BACKGROUND, ORIGIN AND DISTRIBUTION

Crithmum is a genus of flowering plant with the sole species Crithmum maritimum, known as samphirerock samphire, or sea fennel. Rock samphire is an edible wild plant. It is found on southern and western coasts of Britain and Ireland, on mediterranean and western coasts of Europe including the Canary Islands, North Africa and the Black Sea. "Samphire" is a name also used for several other unrelated species of coastal plant.

Crithmum maritimum is edible and medicinal with such relatives as celery and fennel, among many others.

I took these photos in Montenegro, but have encountered this plant along rocky sea coasts throughout the mediterranean basin.

In the 17th century, William Shakespeare made a reference to dangerous activity of collecting Samphire from rocky cliffs when he wrote, “Half-way down, Hangs one that gathers samphire; dreadful trade!”

In the 19th century, samphire was being shipped in casks of seawater from the Isle of Wight to market in London at the end of May each year.

USES AND ETHNOBOTANY

 Crithmum maritimum flower and leaves.

Crithmum maritimum flower and leaves.

The stems have been described as having a pleasent, hot, and spicy taste.

Stems, leaves and seed pods can be harvested and pickled in hot, salted, spiced vinegar, or the leaves used fresh in salads.

PROPAGATION AND CULTIVATION

The cultivation of Rock Samphire used to be more common. The plant grows readily in a light, rich soil. Obtaining seed commercially is now difficult, and in the United Kingdom the removal of wild plants is illegal under the Wildlife and Countryside Act 1981.

CHEMISTRY

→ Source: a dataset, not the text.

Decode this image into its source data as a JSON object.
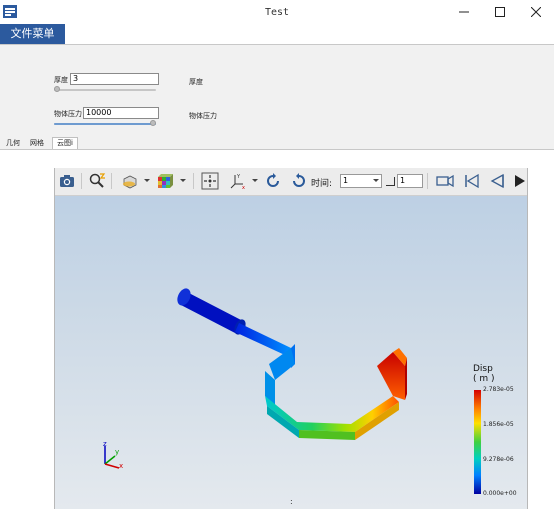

Crithmum contains the phenylpropanoid Apiole, a compound also present in Cinnamomum camphora and Piper angustifolium.

Some phenylpropanoids, such as Myristicin (present in Nutmeg) can have cytotoxic and mind altering effects. Myristicin is a Monoamine-oxidase inhibitor (MAOI), which inhibits the function of MAO, a gastral enzyme that oxidises monoamine. This inhibition results in an increase of biogenic amine neurotransmitters, such as dopamine and serotonin. Psychotropic effects resemble those of amphetamine. Of course, when you consume MAOIs in requisite quantities along with plants containing dimethyl-tryptamine (DMT), the resulting psychoactive effects are far more pronounced.